Written by: Paul Werlin, President, Human Capital Resources, Inc.
For thousands of years, virtually every civilization on earth has prized gold. It has been estimated that gold was first used as a medium of exchange around 1500 BC by the ancient Egyptians. People around the world covet its beauty and appreciate its valued. With gold having just reached an all-time high of $2,000 an ounce, the question is, should you own gold as an investment? While the question is simple, the answer is not easy to answer.

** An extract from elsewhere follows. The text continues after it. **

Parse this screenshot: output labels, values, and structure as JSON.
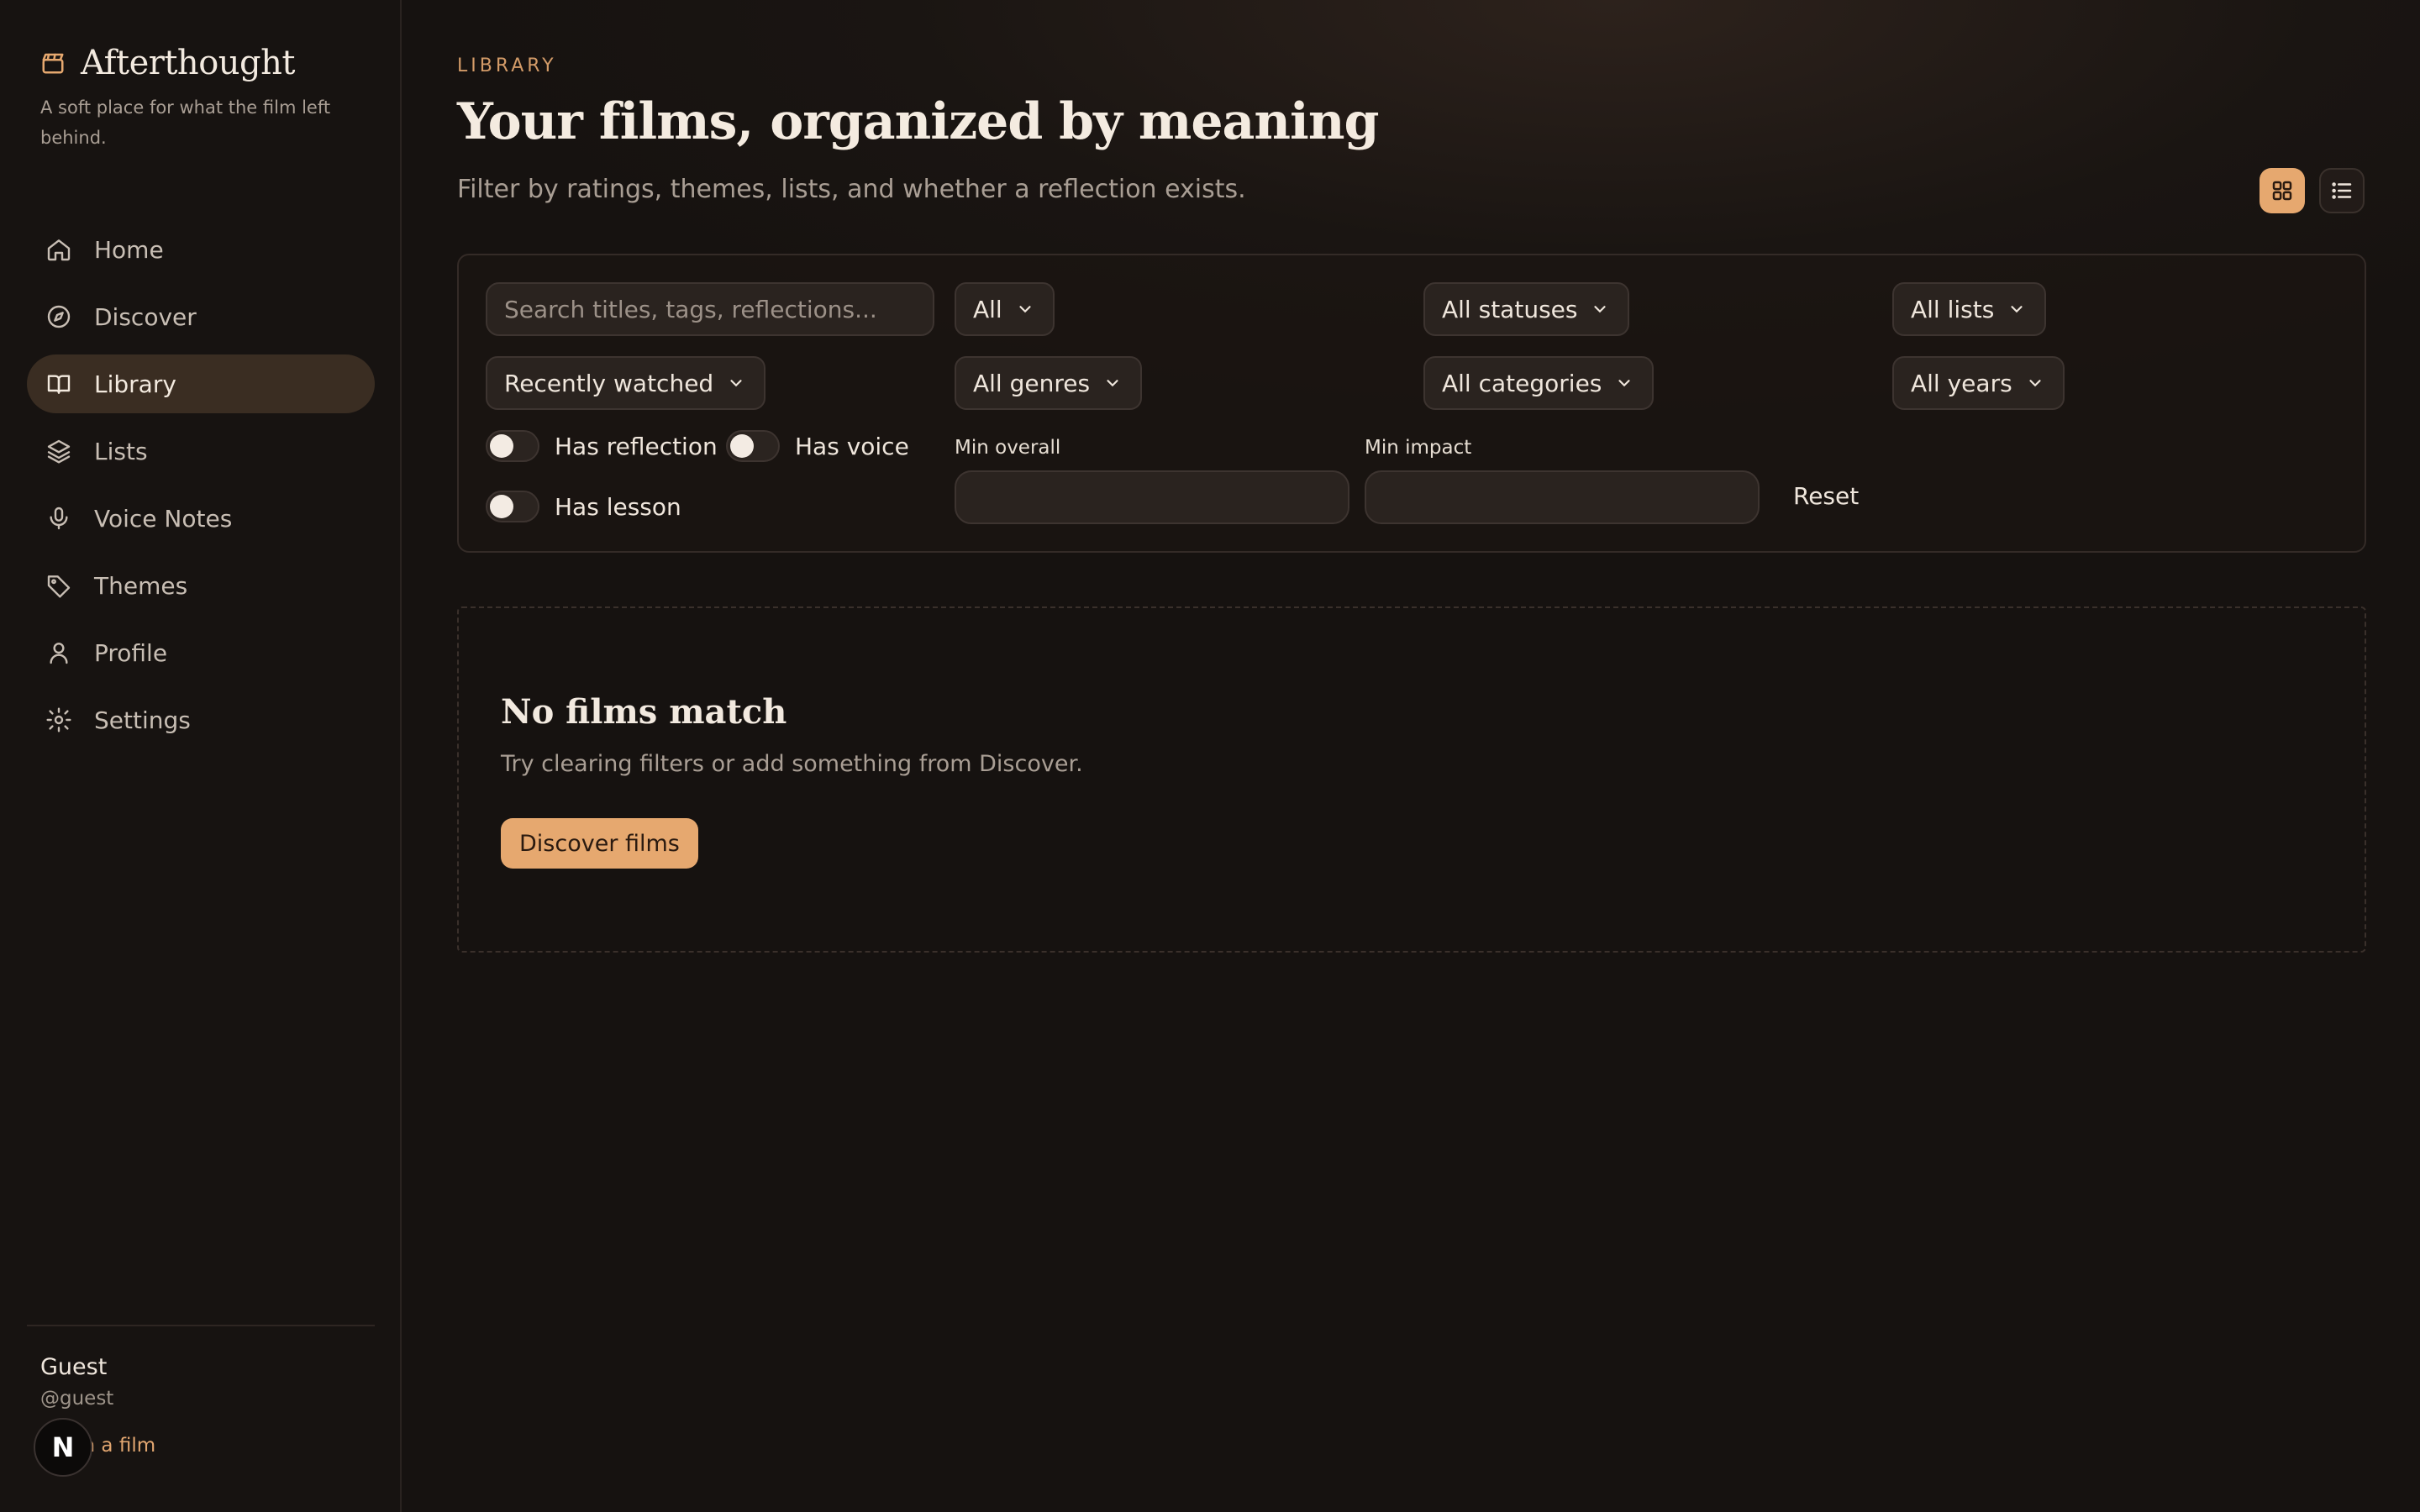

Many experts do recommend that gold represent from 5% to at most 10% of a well-diversified portfolio (along with international stocks, bonds, indexed finds, etc.). This means if you have $250,000 in investible assets, between $12,500 and $25,000 can be in gold. However, some professionals aren’t so sure about gold’s place in the average investor’s portfolio. To fully understand the pros and cons of investing in gold, there are a few things that must be understood. First, historically, gold has been thought of primarily as a hedge against inflation and uncertainty. When there’s little inflation, gold tends to lag the returns of other investments. And many would attribute the runup in gold prices this year to the uncertainties about the COVID crisis, the upcoming election, and so much economic uncertainty around the world. One also must remember, that physical gold pays no interest or dividends (like many stock and bonds) and in fact there can be a price associated with just storing any physical gold you may own (like fees for a bank safe deposit box).

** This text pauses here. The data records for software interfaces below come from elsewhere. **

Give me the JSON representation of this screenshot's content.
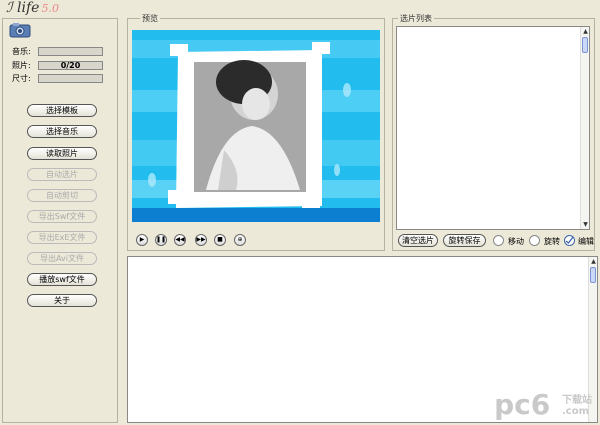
{
  "app": {
    "logo_text": "ℐ life",
    "logo_version": "5.0"
  },
  "info": {
    "music_label": "音乐:",
    "music_value": "",
    "photo_label": "照片:",
    "photo_value": "0/20",
    "size_label": "尺寸:",
    "size_value": ""
  },
  "buttons": [
    {
      "label": "选择模板",
      "enabled": true
    },
    {
      "label": "选择音乐",
      "enabled": true
    },
    {
      "label": "读取照片",
      "enabled": true
    },
    {
      "label": "自动选片",
      "enabled": false
    },
    {
      "label": "自动剪切",
      "enabled": false
    },
    {
      "label": "导出Swf文件",
      "enabled": false
    },
    {
      "label": "导出ExE文件",
      "enabled": false
    },
    {
      "label": "导出Avi文件",
      "enabled": false
    },
    {
      "label": "播放swf文件",
      "enabled": true
    },
    {
      "label": "关于",
      "enabled": true
    }
  ],
  "preview": {
    "group_label": "预览"
  },
  "playback": [
    "▶",
    "❚❚",
    "◀◀",
    "▶▶",
    "■",
    "⊕"
  ],
  "photo_list": {
    "group_label": "选片列表"
  },
  "list_actions": {
    "clear_label": "清空选片",
    "rotate_save_label": "旋转保存",
    "move_label": "移动",
    "rotate_label": "旋转",
    "edit_label": "编辑"
  },
  "watermark": "pc6",
  "watermark_site": "下载站",
  "watermark_com": ".com"
}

We also need to understand there are different ways to own gold. Individuals can buy gold bullion (bars), gold coins issued by countries like the US and Canada (American Gold Eagles, Canadian Maple Leafs). For many gold investors, there's no alternative to having actual physical metal in your possession. Just remember you pay a small fee to buy physical gold and sell as well, typically (a very small percentage of the price — the “spread” between the “bid” price and the “asked” price) and they can be purchased from many gold and bullion dealers. Some investors prefer to buy gold coins for their rarity as well as their gold value. Rare gold coins can be worth much more than the value of the metal depending on their scarcity. Reputable coin dealers are the place to go. But of course whether bullion or rare, gold can go up and down in value.
If you don’t need to be able to physically hold your gold, there are other options. There are gold ETFs (exchange traded funds) and mutual funds that make it easy to buy and sell gold directly in an investment account. Just do a search on “gold etf” or and “gold mutual funds” on the internet and you'll see many investments that are designed to track the price of gold, precious metals and gold mining companies (and various combinations). Of course, these investments do come with management fees and other expenses that need to be evaluated.
For those willing to take more risk, gold futures contracts are an option. With futures, you own the right to buy a specified amount of gold (say 100 ozs), at a fixed price for a specified time period. For most investors, the risks and dollars involved are just too great with futures.
Lastly, owning gold mining stocks is another choice, but there really isn’t an exact relationship between the price of gold and the price of gold mining companies. This is because most gold miners also mine other minerals as well — silver and copper just to name two. Also, miners are businesses like any other that can have problems with everything from miner strikes, civil unrest in the countries they have operations, and hundreds of other problems. But gold mining stocks are still one way to have some exposure to the price of gold.
There’s no doubt that many believe owning at least some gold is smart. Historically, it’s been a good hedge against inflation, a refuge for safety in uncertain times, and a way to protect other financial assets. And of course, it is beautiful. Should it be in your portfolio? Well, that’s for you and your financial advisor to decide.